I have twice now visited schools which have had Ofsted inspections. Both praised the schools’approach to teaching children to read and spell. Here is an extract from the latest: “Good progress in reading continues across the school, the result of the consistent approach in teaching daily phonics sessions, and older pupils demonstrate increasingly accurate spelling… Continue reading What is wrong with the culture within Ofsted?
In large part this new report has been motivated by the need to respond to a growing tide of complaints from employers’ organisations and from higher education institutions about the standards of literacy of school leavers. There is also a growing awareness that, in the globalised world in which this country operates, other countries have… Continue reading That Ofsted report – ‘Moving English forward’
I’ve long been thinking that radical and fundamental change in education will only happen in the UK when our economy is so seriously threatened by the likes of China, India, Singapore, South Korea, and the like, that the ‘powers that be’ would be forced to take corrective action. Indeed, five years ago Digby Jones, then head of… Continue reading Will Michael Wilshaw? He sure will!
So Ofsted’s chief inspector for schools Christine Gilbert has suddenly come to the conclusion that failure to teach children to read and spell is not to do with poverty or ethnic background. It’s because they are not being taught properly!The Sunday Times today (14.11.10) has reported Ms Gilbert as saying that progress in ‘improving literacy… Continue reading Illiteracy: another admission of failure

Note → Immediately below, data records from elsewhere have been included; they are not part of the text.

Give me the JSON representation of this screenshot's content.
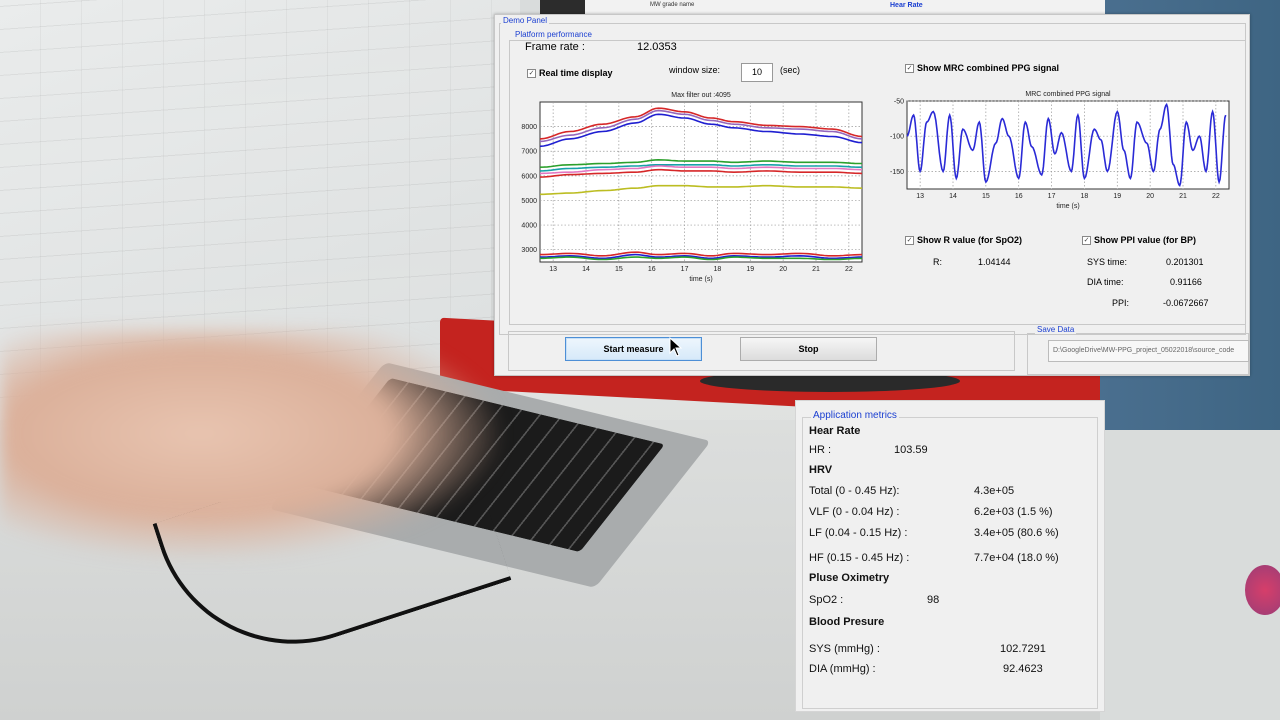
{
  "screen_top": {
    "snippets": [
      "MW grade name",
      "Hear Rate"
    ]
  },
  "demo_panel": {
    "title": "Demo Panel",
    "platform_group_title": "Platform performance",
    "frame_rate_label": "Frame rate :",
    "frame_rate_value": "12.0353",
    "realtime_checkbox_label": "Real time display",
    "window_size_label": "window size:",
    "window_size_value": "10",
    "window_size_unit": "(sec)",
    "show_mrc_label": "Show MRC combined PPG signal",
    "show_r_label": "Show R value (for SpO2)",
    "r_label": "R:",
    "r_value": "1.04144",
    "show_ppi_label": "Show PPI value (for BP)",
    "sys_time_label": "SYS time:",
    "sys_time_value": "0.201301",
    "dia_time_label": "DIA time:",
    "dia_time_value": "0.91166",
    "ppi_label": "PPI:",
    "ppi_value": "-0.0672667",
    "start_button": "Start measure",
    "stop_button": "Stop",
    "save_group_title": "Save Data",
    "save_path": "D:\\GoogleDrive\\MW-PPG_project_05022018\\source_code"
  },
  "chart_data": [
    {
      "type": "line",
      "title": "Max filter out :4095",
      "xlabel": "time (s)",
      "ylabel": "",
      "xlim": [
        12.6,
        22.4
      ],
      "ylim": [
        2500,
        9000
      ],
      "xticks": [
        13,
        14,
        15,
        16,
        17,
        18,
        19,
        20,
        21,
        22
      ],
      "yticks": [
        3000,
        4000,
        5000,
        6000,
        7000,
        8000
      ],
      "grid": true,
      "x": [
        12.6,
        13.5,
        14.5,
        15.5,
        16.2,
        17.0,
        17.8,
        18.5,
        19.5,
        20.5,
        21.5,
        22.4
      ],
      "series": [
        {
          "color": "#d62728",
          "values": [
            7500,
            7800,
            8100,
            8400,
            8750,
            8600,
            8350,
            8200,
            8050,
            8000,
            7900,
            7600
          ]
        },
        {
          "color": "#9467bd",
          "values": [
            7400,
            7650,
            7950,
            8300,
            8650,
            8500,
            8250,
            8100,
            7950,
            7900,
            7800,
            7500
          ]
        },
        {
          "color": "#1f1fd1",
          "values": [
            7200,
            7500,
            7800,
            8150,
            8500,
            8350,
            8100,
            7950,
            7800,
            7700,
            7600,
            7350
          ]
        },
        {
          "color": "#2ca02c",
          "values": [
            6350,
            6450,
            6500,
            6550,
            6650,
            6600,
            6600,
            6550,
            6600,
            6550,
            6550,
            6500
          ]
        },
        {
          "color": "#17a2a8",
          "values": [
            6200,
            6300,
            6350,
            6400,
            6450,
            6450,
            6450,
            6400,
            6450,
            6400,
            6400,
            6350
          ]
        },
        {
          "color": "#e377c2",
          "values": [
            6100,
            6150,
            6250,
            6300,
            6400,
            6350,
            6350,
            6300,
            6350,
            6300,
            6300,
            6250
          ]
        },
        {
          "color": "#d62728",
          "values": [
            5950,
            6050,
            6100,
            6150,
            6250,
            6200,
            6200,
            6150,
            6200,
            6150,
            6150,
            6100
          ]
        },
        {
          "color": "#bcbd22",
          "values": [
            5250,
            5300,
            5400,
            5500,
            5600,
            5600,
            5550,
            5550,
            5600,
            5550,
            5550,
            5500
          ]
        },
        {
          "color": "#d62728",
          "values": [
            2800,
            2850,
            2750,
            2900,
            2800,
            2850,
            2750,
            2850,
            2800,
            2850,
            2750,
            2800
          ]
        },
        {
          "color": "#1f1fd1",
          "values": [
            2700,
            2750,
            2650,
            2800,
            2700,
            2750,
            2650,
            2750,
            2700,
            2750,
            2650,
            2700
          ]
        },
        {
          "color": "#2ca02c",
          "values": [
            2650,
            2700,
            2600,
            2700,
            2650,
            2700,
            2600,
            2700,
            2650,
            2650,
            2600,
            2650
          ]
        }
      ]
    },
    {
      "type": "line",
      "title": "MRC combined PPG signal",
      "xlabel": "time (s)",
      "ylabel": "",
      "xlim": [
        12.6,
        22.4
      ],
      "ylim": [
        -175,
        -50
      ],
      "xticks": [
        13,
        14,
        15,
        16,
        17,
        18,
        19,
        20,
        21,
        22
      ],
      "yticks": [
        -50,
        -100,
        -150
      ],
      "grid": true,
      "series": [
        {
          "color": "#2a2ad6",
          "x": [
            12.6,
            12.8,
            13.0,
            13.2,
            13.4,
            13.7,
            13.9,
            14.1,
            14.3,
            14.6,
            14.8,
            15.0,
            15.3,
            15.5,
            15.7,
            16.0,
            16.2,
            16.4,
            16.7,
            16.9,
            17.1,
            17.3,
            17.6,
            17.8,
            18.0,
            18.3,
            18.5,
            18.7,
            19.0,
            19.2,
            19.4,
            19.6,
            19.9,
            20.1,
            20.3,
            20.5,
            20.7,
            20.9,
            21.1,
            21.3,
            21.5,
            21.7,
            21.9,
            22.1,
            22.3
          ],
          "values": [
            -100,
            -70,
            -150,
            -80,
            -65,
            -150,
            -70,
            -160,
            -90,
            -120,
            -80,
            -165,
            -110,
            -75,
            -100,
            -160,
            -80,
            -115,
            -155,
            -75,
            -125,
            -95,
            -150,
            -70,
            -160,
            -90,
            -105,
            -150,
            -65,
            -120,
            -160,
            -80,
            -110,
            -150,
            -90,
            -55,
            -140,
            -170,
            -80,
            -120,
            -100,
            -150,
            -65,
            -165,
            -70
          ]
        }
      ]
    }
  ],
  "metrics": {
    "title": "Application metrics",
    "heart_rate_heading": "Hear Rate",
    "hr_label": "HR :",
    "hr_value": "103.59",
    "hrv_heading": "HRV",
    "total_label": "Total (0 - 0.45 Hz):",
    "total_value": "4.3e+05",
    "vlf_label": "VLF (0 - 0.04 Hz) :",
    "vlf_value": "6.2e+03 (1.5 %)",
    "lf_label": "LF (0.04 - 0.15 Hz) :",
    "lf_value": "3.4e+05 (80.6 %)",
    "hf_label": "HF (0.15 - 0.45 Hz) :",
    "hf_value": "7.7e+04 (18.0 %)",
    "oximetry_heading": "Pluse Oximetry",
    "spo2_label": "SpO2 :",
    "spo2_value": "98",
    "bp_heading": "Blood Presure",
    "sys_label": "SYS (mmHg) :",
    "sys_value": "102.7291",
    "dia_label": "DIA (mmHg) :",
    "dia_value": "92.4623"
  }
}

Has Ofsted recovered its nerve? Apparently so. In its recent report ‘The special educational needs and disability review: a statement is not enough’, Ofsted reveals that, while the number of pupils with a statement of special educational needs ‘decreased slightly’ (from 3% to 2.7%), ‘the proportion identified as needing less intensive additional support at School… Continue reading SEN, or just poor teaching?